Modern Digital SLR flashes do a wonderful job of putting out a large punch of light in a specific direction. Nowadays they even zoom with the lens for more directed light. But what happens when that direct light is too harsh, casting ridged shadows? This happens often in an indoor setting, especially with groups of people, such as at a party. Flash modifiers to the rescue!
Every few weeks, we revisit some of our reader's favorite posts from throughout the history of the site. This tutorial was first published in September of 2010.
Introducing Flash Modifiers
While there are a plethora of flash modifiers out there, this article will focus on just a few of the basic, less expensive models which may aid you in your photography. Each of the modifiers listed here attach to a flash in a number of fashions. Some require Velcro and others slide over the end of the flash, requiring the purchase of the correct model to match your flash.
All photos in this set were taken with a Canon 7D and two flashes. I used two flashes because the Velcro on one flash would not permit the Opteka to slide over the end. The strength of the flashes was balanced to maintain consistency. All images are shot at 38mm (45mm equivalent) at a distance of about seven feet. ISO 100, f/3.5 and 1/60 second except the ambient photo, which was 1.6 seconds.
The ceiling is standard height and all photos were shot RAW and then corrected to 5400K. This is only to represent the lighting effect of each modifier, especially when mixed with ambient light, which taking out the variable of auto white balance. The voluntary model in this shoot is none other than me. While I am often mistaken for a one man party (especially with a backwards baseball hat), this test is meant to be simple, showing coloring and shadow differences between the modifiers.
First up is the “control” photo. This image is shot with ambient light in the darkened corner which I stand. The orange cast is from the room lights. You will see evidence of this in later photos when bounce modifiers are used.
And now the 580EX II flash fired directly towards the subject.
The first diffuser example is from Opteka. It is a simple unit, retailing for $10US. It slides on the end of the flash and is molded to match contours, making it less functional if Velcro strips are already in place. Its intent is to give your flash more of an all around, bare light-bulb feel.
It works best when angled at 45 degrees up and partially bounced off the ceiling. This first photo shows the effect when simply placed on the flash and fired straight forward, diffusing some of the light.
The light color has changed a bit because of the coloring of the plastic. Features are a little less harsh although I could still use a shave. Shadows are about the same. Now let’s tilt it up to 45 degrees as suggested by the manufacturer.
Shadows are decreasing around my head, but because of the bounce, shadows around my sleeves have become longer. Toning is more even, more pleasant. Finally I”ll point the flash straight up at 90 degrees and see what happens with both ceiling bounce and indirect, diffused flash.

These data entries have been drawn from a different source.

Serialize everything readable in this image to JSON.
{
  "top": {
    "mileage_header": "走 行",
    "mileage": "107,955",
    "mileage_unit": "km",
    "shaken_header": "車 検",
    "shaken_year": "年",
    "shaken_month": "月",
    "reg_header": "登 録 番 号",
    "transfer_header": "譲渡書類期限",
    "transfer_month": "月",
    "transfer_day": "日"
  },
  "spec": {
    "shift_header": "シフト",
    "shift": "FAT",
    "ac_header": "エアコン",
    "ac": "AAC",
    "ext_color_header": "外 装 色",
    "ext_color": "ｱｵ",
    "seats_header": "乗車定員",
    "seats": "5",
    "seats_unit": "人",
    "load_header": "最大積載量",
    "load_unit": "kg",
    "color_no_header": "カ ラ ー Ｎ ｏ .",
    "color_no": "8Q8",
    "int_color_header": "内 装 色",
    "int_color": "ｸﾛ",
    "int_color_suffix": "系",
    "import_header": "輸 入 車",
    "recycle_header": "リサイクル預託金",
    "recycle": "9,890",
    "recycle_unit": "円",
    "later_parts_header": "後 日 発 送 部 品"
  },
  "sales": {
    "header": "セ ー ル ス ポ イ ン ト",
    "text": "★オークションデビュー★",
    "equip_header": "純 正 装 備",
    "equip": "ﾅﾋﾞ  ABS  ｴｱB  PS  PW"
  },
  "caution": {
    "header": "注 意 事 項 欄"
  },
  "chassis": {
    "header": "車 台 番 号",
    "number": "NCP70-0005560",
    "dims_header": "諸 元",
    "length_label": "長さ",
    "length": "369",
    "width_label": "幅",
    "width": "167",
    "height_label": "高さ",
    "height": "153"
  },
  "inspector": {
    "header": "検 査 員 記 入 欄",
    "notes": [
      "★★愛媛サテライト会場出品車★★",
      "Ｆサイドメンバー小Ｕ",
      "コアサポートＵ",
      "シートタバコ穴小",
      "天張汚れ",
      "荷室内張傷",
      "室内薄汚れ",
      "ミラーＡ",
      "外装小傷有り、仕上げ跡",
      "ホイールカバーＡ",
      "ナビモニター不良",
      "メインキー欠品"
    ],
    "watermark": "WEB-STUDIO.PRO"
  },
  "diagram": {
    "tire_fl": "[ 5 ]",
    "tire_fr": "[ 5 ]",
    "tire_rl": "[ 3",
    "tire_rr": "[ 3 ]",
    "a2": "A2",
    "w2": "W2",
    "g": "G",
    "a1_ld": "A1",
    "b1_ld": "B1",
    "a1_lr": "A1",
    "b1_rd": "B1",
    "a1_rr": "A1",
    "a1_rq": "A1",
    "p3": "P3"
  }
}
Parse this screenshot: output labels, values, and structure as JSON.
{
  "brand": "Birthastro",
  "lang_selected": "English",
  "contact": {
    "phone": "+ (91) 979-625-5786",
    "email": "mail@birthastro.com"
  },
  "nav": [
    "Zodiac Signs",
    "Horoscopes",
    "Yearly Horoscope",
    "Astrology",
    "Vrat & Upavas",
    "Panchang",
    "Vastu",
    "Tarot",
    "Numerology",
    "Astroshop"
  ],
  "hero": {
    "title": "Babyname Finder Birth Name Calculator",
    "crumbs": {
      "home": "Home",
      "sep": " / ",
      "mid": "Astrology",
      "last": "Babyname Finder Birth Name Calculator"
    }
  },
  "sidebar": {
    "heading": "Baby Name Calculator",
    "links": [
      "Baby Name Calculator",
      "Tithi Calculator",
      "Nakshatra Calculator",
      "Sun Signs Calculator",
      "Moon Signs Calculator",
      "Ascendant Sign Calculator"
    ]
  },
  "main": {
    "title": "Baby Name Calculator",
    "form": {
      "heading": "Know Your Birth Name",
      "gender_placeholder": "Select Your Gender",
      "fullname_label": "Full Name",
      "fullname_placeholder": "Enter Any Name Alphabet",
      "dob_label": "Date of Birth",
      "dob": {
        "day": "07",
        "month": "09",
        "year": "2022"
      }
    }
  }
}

This last photo has even softer shadows and even toning, but it also lets in more ambient light, if you will. Notice the color has become more orange from the house lights. This can be a problem if colors don”t match (and Opteka does make colored filters to match ambient light.)
Next up is the LumiQuest Pocket Bouncer (retailing at $28US). This unit is held onto the flash head with Velcro strips on the top and sides of the flash. It is operated with the flash unit pointing straight up at 90 degrees. Almost all light from the flash is then directed forward from the highly reflective surface of the bounce.
First, the control photo of the 580 EX straight forward, no modifiers. This is slightly different than the 580EX II, but not much.
Now, the LumiQuest Pocket Bouncer:
Again, the shadows become softer but the added height of the flash makes some of them a bit longer. And more ambient, orange, light has been brought in. Overall, though, the light is more evenly spread. Let’s compare it to a different type of bounce which allows for more light pass-through.
The LumiQuest 80/20 (retailing at $29US) attaches in the same way to the Pocket Bouncer but spreads light differently. It gets its name from the fact that 80% of the flash light is allowed to pass up through the modifier and then scatter when reaching the ceiling. This can be a problem with a high ceiling, but in this example, the ceiling is only eight feet high. 20% of the light is then directed forward as with the Pocket Bouncer.
More ambient light is allowed into the scene but shadow edges are softer still. Also catch lights in my glasses are less intense, something worth considering.
Last up in this comparison is a LumiQuest Softbox (the most expensive at $43US) . This handy little device attempts to mimic its larger brethren used in professional studios. It requires one more strip of Velcro (four in all) than the other bounces as it surrounds the flash head. It has an extra softening spot in the center to help diffuse and bounce the direct light from the flash. The sides are angled to let light expand outwards from the center.
The softbox attempts to smooth out the shadow edges but still punch the light from the front, rather than above. It does a decent job for a unit of this size. The light tends to be more even and the contrast not as great.
There are many, many more flash modifiers on the market with prices north of $120. This set of four is a basic introduction and a good general purpose set to play with while learning the advantages and disadvantages each flash brings to your photography.
No one diffuser is perfect for every occasion, so experiment and find what works for you!